Web page and app entries
= = = = = = =
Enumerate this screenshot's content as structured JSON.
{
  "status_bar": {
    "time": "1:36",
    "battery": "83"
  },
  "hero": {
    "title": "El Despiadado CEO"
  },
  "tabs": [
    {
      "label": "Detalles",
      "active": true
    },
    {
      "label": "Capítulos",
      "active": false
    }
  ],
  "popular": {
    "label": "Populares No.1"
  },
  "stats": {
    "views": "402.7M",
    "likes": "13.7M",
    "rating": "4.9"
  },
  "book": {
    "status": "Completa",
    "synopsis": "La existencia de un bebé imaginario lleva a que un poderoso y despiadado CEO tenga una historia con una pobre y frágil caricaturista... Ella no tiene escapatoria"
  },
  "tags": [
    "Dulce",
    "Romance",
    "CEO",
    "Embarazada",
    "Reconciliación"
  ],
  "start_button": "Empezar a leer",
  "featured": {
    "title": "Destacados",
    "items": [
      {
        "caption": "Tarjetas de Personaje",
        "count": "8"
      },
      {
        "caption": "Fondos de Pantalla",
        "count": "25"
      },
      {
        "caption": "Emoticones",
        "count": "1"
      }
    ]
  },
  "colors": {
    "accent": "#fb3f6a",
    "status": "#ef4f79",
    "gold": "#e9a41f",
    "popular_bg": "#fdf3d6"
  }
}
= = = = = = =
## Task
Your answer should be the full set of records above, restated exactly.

## Exercise result
Enumerate this screenshot's content as structured JSON.
{
  "status_bar": {
    "time": "1:36",
    "battery": "83"
  },
  "hero": {
    "title": "El Despiadado CEO"
  },
  "tabs": [
    {
      "label": "Detalles",
      "active": true
    },
    {
      "label": "Capítulos",
      "active": false
    }
  ],
  "popular": {
    "label": "Populares No.1"
  },
  "stats": {
    "views": "402.7M",
    "likes": "13.7M",
    "rating": "4.9"
  },
  "book": {
    "status": "Completa",
    "synopsis": "La existencia de un bebé imaginario lleva a que un poderoso y despiadado CEO tenga una historia con una pobre y frágil caricaturista... Ella no tiene escapatoria"
  },
  "tags": [
    "Dulce",
    "Romance",
    "CEO",
    "Embarazada",
    "Reconciliación"
  ],
  "start_button": "Empezar a leer",
  "featured": {
    "title": "Destacados",
    "items": [
      {
        "caption": "Tarjetas de Personaje",
        "count": "8"
      },
      {
        "caption": "Fondos de Pantalla",
        "count": "25"
      },
      {
        "caption": "Emoticones",
        "count": "1"
      }
    ]
  },
  "colors": {
    "accent": "#fb3f6a",
    "status": "#ef4f79",
    "gold": "#e9a41f",
    "popular_bg": "#fdf3d6"
  }
}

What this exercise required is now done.